    (AP Photo/Pablo Martinez Monsivais) In this Aug. 15, 2017, photo, President Donald Trump points to members of the media as he answers questions in the lobby of Trump Tower in New York.(AP Photo/Pablo Martinez Monsivais) In this Aug. 15, 2017, photo, President Donald Trump points to members of the media as he answers questions in the lobby of Trump Tower in New York.

    President Donald Trump says it's "Sad to see the history and culture of our great country being ripped apart" with the removal of Confederate statues and monuments around the country.

    President Donald Trump says it's "Sad to see the history and culture of our great country being ripped apart" with the removal of Confederate statues and monuments around the country.

  • President Trump disbands business advisory councils

    President Trump disbands business advisory councils

    Wednesday, August 16 2017 4:03 PM EDT2017-08-16 20:03:52 GMT
    President Donald Trump walks out of the elevator to speak in the lobby of Trump Tower, Tuesday, Aug. 15, 2017 in New York.President Donald Trump walks out of the elevator to speak in the lobby of Trump Tower, Tuesday, Aug. 15, 2017 in New York.

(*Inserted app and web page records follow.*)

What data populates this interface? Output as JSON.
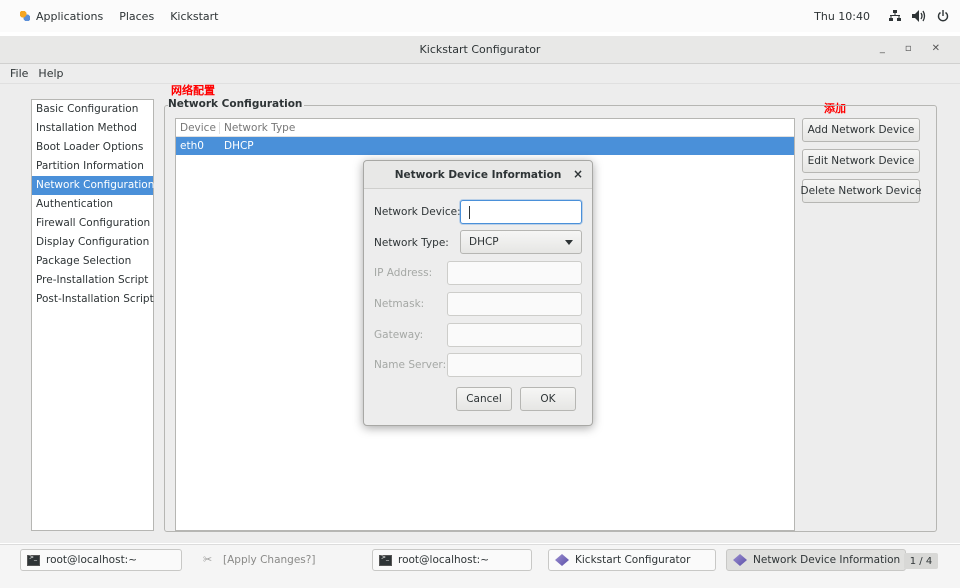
{
  "topbar": {
    "applications": "Applications",
    "places": "Places",
    "app_name": "Kickstart",
    "clock": "Thu 10:40",
    "network_icon": "network-wired-icon",
    "volume_icon": "volume-icon",
    "power_icon": "power-icon"
  },
  "window": {
    "title": "Kickstart Configurator"
  },
  "menubar": {
    "items": [
      "File",
      "Help"
    ]
  },
  "sidebar": {
    "items": [
      {
        "label": "Basic Configuration"
      },
      {
        "label": "Installation Method"
      },
      {
        "label": "Boot Loader Options"
      },
      {
        "label": "Partition Information"
      },
      {
        "label": "Network Configuration",
        "selected": true
      },
      {
        "label": "Authentication"
      },
      {
        "label": "Firewall Configuration"
      },
      {
        "label": "Display Configuration"
      },
      {
        "label": "Package Selection"
      },
      {
        "label": "Pre-Installation Script"
      },
      {
        "label": "Post-Installation Script"
      }
    ]
  },
  "annotations": {
    "network_config": "网络配置",
    "add": "添加",
    "color": "#ff0000"
  },
  "network": {
    "frame_label": "Network Configuration",
    "columns": [
      "Device",
      "Network Type"
    ],
    "rows": [
      {
        "device": "eth0",
        "type": "DHCP",
        "selected": true
      }
    ],
    "buttons": {
      "add": "Add Network Device",
      "edit": "Edit Network Device",
      "delete": "Delete Network Device"
    }
  },
  "dialog": {
    "title": "Network Device Information",
    "close": "×",
    "device_label": "Network Device:",
    "device_value": "",
    "type_label": "Network Type:",
    "type_value": "DHCP",
    "ip_label": "IP Address:",
    "netmask_label": "Netmask:",
    "gateway_label": "Gateway:",
    "nameserver_label": "Name Server:",
    "cancel": "Cancel",
    "ok": "OK"
  },
  "taskbar": {
    "tasks": [
      {
        "label": "root@localhost:~",
        "icon": "terminal-icon"
      },
      {
        "label": "[Apply Changes?]",
        "icon": "tools-icon"
      },
      {
        "label": "root@localhost:~",
        "icon": "terminal-icon"
      },
      {
        "label": "Kickstart Configurator",
        "icon": "kickstart-icon"
      },
      {
        "label": "Network Device Information",
        "icon": "kickstart-icon"
      }
    ],
    "pager": "1 / 4"
  },
  "colors": {
    "selection": "#4a90d9",
    "accent": "#4a90d9"
  }
}
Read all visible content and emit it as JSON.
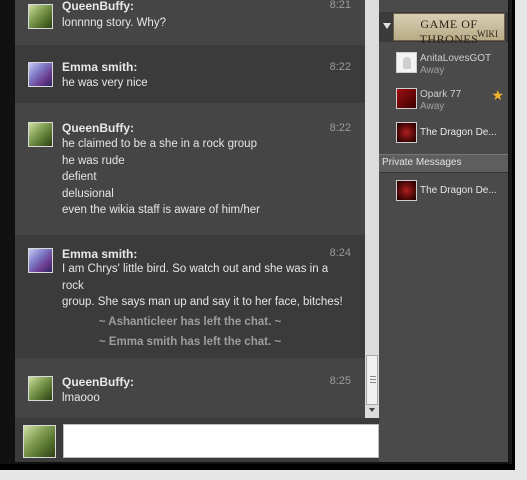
{
  "messages": [
    {
      "user": "QueenBuffy:",
      "time": "8:21",
      "lines": [
        "lonnnng story. Why?"
      ]
    },
    {
      "user": "Emma smith:",
      "time": "8:22",
      "lines": [
        "he was very nice"
      ]
    },
    {
      "user": "QueenBuffy:",
      "time": "8:22",
      "lines": [
        "he claimed to be a she in a rock group",
        "he was rude",
        "defient",
        "delusional",
        "even the wikia staff is aware of him/her"
      ]
    },
    {
      "user": "Emma smith:",
      "time": "8:24",
      "lines": [
        "I am Chrys' little bird. So watch out and she was in a rock",
        "group. She says man up and say it to her face, bitches!"
      ]
    },
    {
      "user": "QueenBuffy:",
      "time": "8:25",
      "lines": [
        "lmaooo"
      ]
    }
  ],
  "system_messages": [
    "~ Ashanticleer has left the chat. ~",
    "~ Emma smith has left the chat. ~"
  ],
  "sidebar": {
    "logo_main": "GAME OF THRONES",
    "logo_sub": "WIKI",
    "users": [
      {
        "name": "AnitaLovesGOT",
        "status": "Away"
      },
      {
        "name": "Opark 77",
        "status": "Away"
      },
      {
        "name": "The Dragon De...",
        "status": ""
      }
    ],
    "private_header": "Private Messages",
    "private_users": [
      {
        "name": "The Dragon De..."
      }
    ]
  },
  "icons": {
    "star": "star-icon",
    "collapse": "chevron-down-icon"
  },
  "colors": {
    "chat_bg": "#3b3b3b",
    "chat_alt_bg": "#454545",
    "sidebar_bg": "#4a4a4a",
    "star": "#f2b62c"
  }
}
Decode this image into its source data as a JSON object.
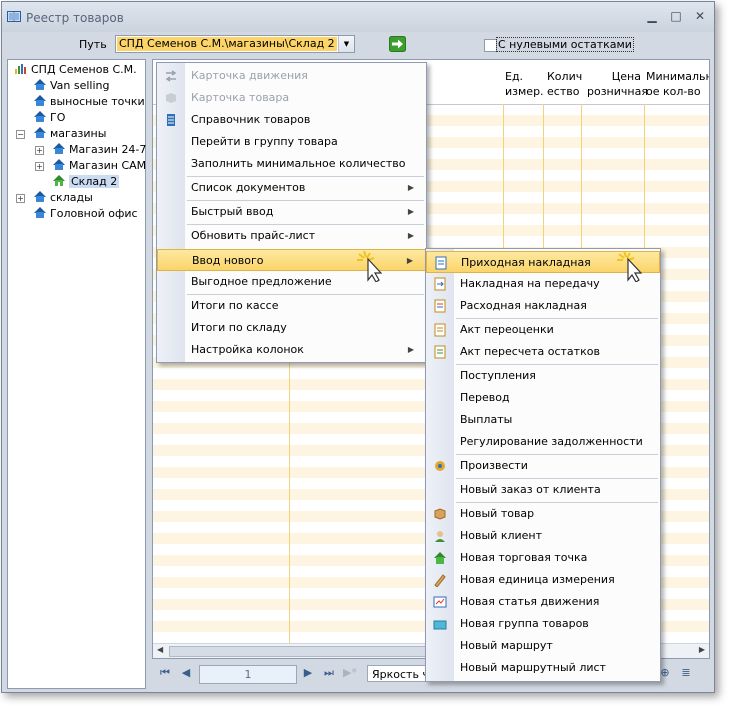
{
  "window": {
    "title": "Реестр товаров",
    "controls": {
      "minimize": "▁",
      "maximize": "□",
      "close": "✕"
    }
  },
  "path": {
    "label": "Путь",
    "value": "СПД Семенов С.М.\\магазины\\Склад 2",
    "zero_stock_label": "С нулевыми остатками",
    "zero_stock_checked": false
  },
  "tree": {
    "root": "СПД Семенов С.М.",
    "items": [
      {
        "label": "Van selling"
      },
      {
        "label": "выносные точки"
      },
      {
        "label": "ГО"
      },
      {
        "label": "магазины"
      },
      {
        "label": "Магазин 24-7"
      },
      {
        "label": "Магазин САМ"
      },
      {
        "label": "Склад 2"
      },
      {
        "label": "склады"
      },
      {
        "label": "Головной офис"
      }
    ]
  },
  "grid": {
    "columns": [
      "Ед. измер.",
      "Количество",
      "Цена розничная",
      "Минимальное кол-во"
    ],
    "col_lines": [
      [
        "Ед.",
        "измер."
      ],
      [
        "Колич",
        "ество"
      ],
      [
        "Цена",
        "розничная"
      ],
      [
        "Минимальн",
        "ое кол-во"
      ]
    ]
  },
  "nav": {
    "page": "1",
    "brightness_label": "Яркость че"
  },
  "context_menu": {
    "items": [
      {
        "label": "Карточка движения",
        "disabled": true,
        "icon": "movement-card-icon"
      },
      {
        "label": "Карточка товара",
        "disabled": true,
        "icon": "product-card-icon"
      },
      {
        "label": "Справочник товаров",
        "icon": "catalog-icon"
      },
      {
        "label": "Перейти в группу товара"
      },
      {
        "label": "Заполнить минимальное количество"
      },
      {
        "label": "Список документов",
        "submenu": true
      },
      {
        "label": "Быстрый ввод",
        "submenu": true
      },
      {
        "label": "Обновить прайс-лист",
        "submenu": true
      },
      {
        "label": "Ввод нового",
        "submenu": true,
        "highlighted": true
      },
      {
        "label": "Выгодное предложение"
      },
      {
        "label": "Итоги по кассе"
      },
      {
        "label": "Итоги по складу"
      },
      {
        "label": "Настройка колонок",
        "submenu": true
      }
    ]
  },
  "submenu": {
    "items": [
      {
        "label": "Приходная накладная",
        "icon": "incoming-invoice-icon",
        "highlighted": true
      },
      {
        "label": "Накладная на передачу",
        "icon": "transfer-invoice-icon"
      },
      {
        "label": "Расходная накладная",
        "icon": "outgoing-invoice-icon"
      },
      {
        "label": "Акт переоценки",
        "icon": "revaluation-icon"
      },
      {
        "label": "Акт пересчета остатков",
        "icon": "recount-icon"
      },
      {
        "label": "Поступления"
      },
      {
        "label": "Перевод"
      },
      {
        "label": "Выплаты"
      },
      {
        "label": "Регулирование задолженности"
      },
      {
        "label": "Произвести",
        "icon": "produce-icon"
      },
      {
        "label": "Новый заказ от клиента"
      },
      {
        "label": "Новый товар",
        "icon": "new-product-icon"
      },
      {
        "label": "Новый клиент",
        "icon": "new-client-icon"
      },
      {
        "label": "Новая торговая точка",
        "icon": "new-outlet-icon"
      },
      {
        "label": "Новая единица измерения",
        "icon": "new-unit-icon"
      },
      {
        "label": "Новая статья движения",
        "icon": "new-movement-item-icon"
      },
      {
        "label": "Новая группа товаров",
        "icon": "new-product-group-icon"
      },
      {
        "label": "Новый маршрут"
      },
      {
        "label": "Новый маршрутный лист"
      }
    ]
  },
  "colors": {
    "highlight": "#fbd56b",
    "path_value_bg": "#fcd468",
    "grid_stripe": "#fdf5e1"
  }
}
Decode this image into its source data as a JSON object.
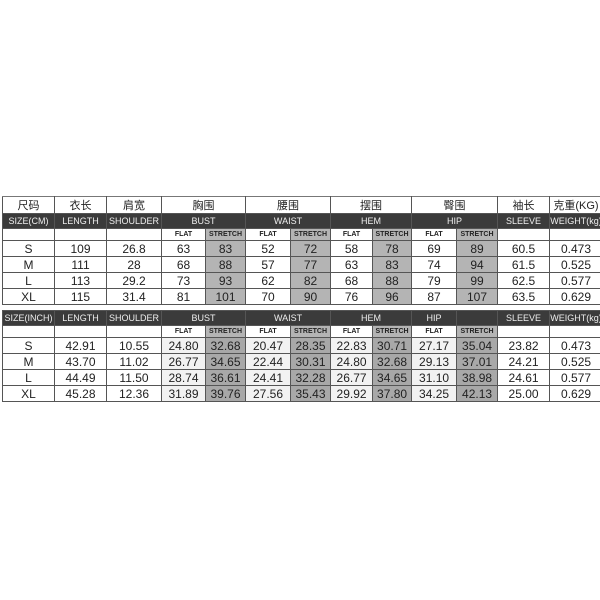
{
  "cn_headers": [
    "尺码",
    "衣长",
    "肩宽",
    "胸围",
    "腰围",
    "摆围",
    "臀围",
    "袖长",
    "克重(KG)"
  ],
  "cm_table": {
    "headers": [
      "SIZE(CM)",
      "LENGTH",
      "SHOULDER",
      "BUST",
      "WAIST",
      "HEM",
      "HIP",
      "SLEEVE",
      "WEIGHT(kg)"
    ],
    "sub": {
      "flat": "FLAT",
      "stretch": "STRETCH"
    },
    "rows": [
      [
        "S",
        "109",
        "26.8",
        "63",
        "83",
        "52",
        "72",
        "58",
        "78",
        "69",
        "89",
        "60.5",
        "0.473"
      ],
      [
        "M",
        "111",
        "28",
        "68",
        "88",
        "57",
        "77",
        "63",
        "83",
        "74",
        "94",
        "61.5",
        "0.525"
      ],
      [
        "L",
        "113",
        "29.2",
        "73",
        "93",
        "62",
        "82",
        "68",
        "88",
        "79",
        "99",
        "62.5",
        "0.577"
      ],
      [
        "XL",
        "115",
        "31.4",
        "81",
        "101",
        "70",
        "90",
        "76",
        "96",
        "87",
        "107",
        "63.5",
        "0.629"
      ]
    ]
  },
  "inch_table": {
    "headers": [
      "SIZE(INCH)",
      "LENGTH",
      "SHOULDER",
      "BUST",
      "WAIST",
      "HEM",
      "HIP",
      "SLEEVE",
      "WEIGHT(kg)"
    ],
    "sub": {
      "flat": "FLAT",
      "stretch": "STRETCH"
    },
    "rows": [
      [
        "S",
        "42.91",
        "10.55",
        "24.80",
        "32.68",
        "20.47",
        "28.35",
        "22.83",
        "30.71",
        "27.17",
        "35.04",
        "23.82",
        "0.473"
      ],
      [
        "M",
        "43.70",
        "11.02",
        "26.77",
        "34.65",
        "22.44",
        "30.31",
        "24.80",
        "32.68",
        "29.13",
        "37.01",
        "24.21",
        "0.525"
      ],
      [
        "L",
        "44.49",
        "11.50",
        "28.74",
        "36.61",
        "24.41",
        "32.28",
        "26.77",
        "34.65",
        "31.10",
        "38.98",
        "24.61",
        "0.577"
      ],
      [
        "XL",
        "45.28",
        "12.36",
        "31.89",
        "39.76",
        "27.56",
        "35.43",
        "29.92",
        "37.80",
        "34.25",
        "42.13",
        "25.00",
        "0.629"
      ]
    ]
  },
  "colors": {
    "header_dark": "#3b3b3b",
    "stretch_shade": "#b4b4b4"
  }
}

    With corporate chieftains fleeing, President Donald Trump announced Wednesday he is ending a pair of advisory business councils in the latest fallout over his remarks about the Charlottesville protests.

    With corporate chieftains fleeing, President Donald Trump announced Wednesday he is ending a pair of advisory business councils in the latest fallout over his remarks about the Charlottesville protests.

  • NJ congressional representatives hold bipartisan town hall

    NJ congressional representatives hold bipartisan town hall

    Tuesday, August 15 2017 10:32 PM EDT2017-08-16 02:32:22 GMT

    Three of New Jersey’s representatives in Congress held a bipartisan town hall meeting Tuesday to discuss military issues.

    Three of New Jersey’s representatives in Congress held a bipartisan town hall meeting Tuesday to discuss military issues.

sorry to interrupt
your first 5 are free
Access to News 12 is free for Optimum, Comcast®, Time Warner® and Service ElectricSM customers.
Please enjoy 5 complimentary views of articles, photos, and videos during the next 30 days.
you have reached your 5 view limit
Access to News 12 is free for Optimum, Comcast®, Time Warner® and Service ElectricSM customers.
Please login, create an account or subscribe to continue enjoying News12.
Our sign-up page is undergoing maintenance and is not currently available. However, you will be given direct access to news12.com while we complete our upgrade.
When we are back up and running you will be prompted at that time to complete your sign in. Until then, enjoy the local news, weather, traffic and more that's "as local as local news gets."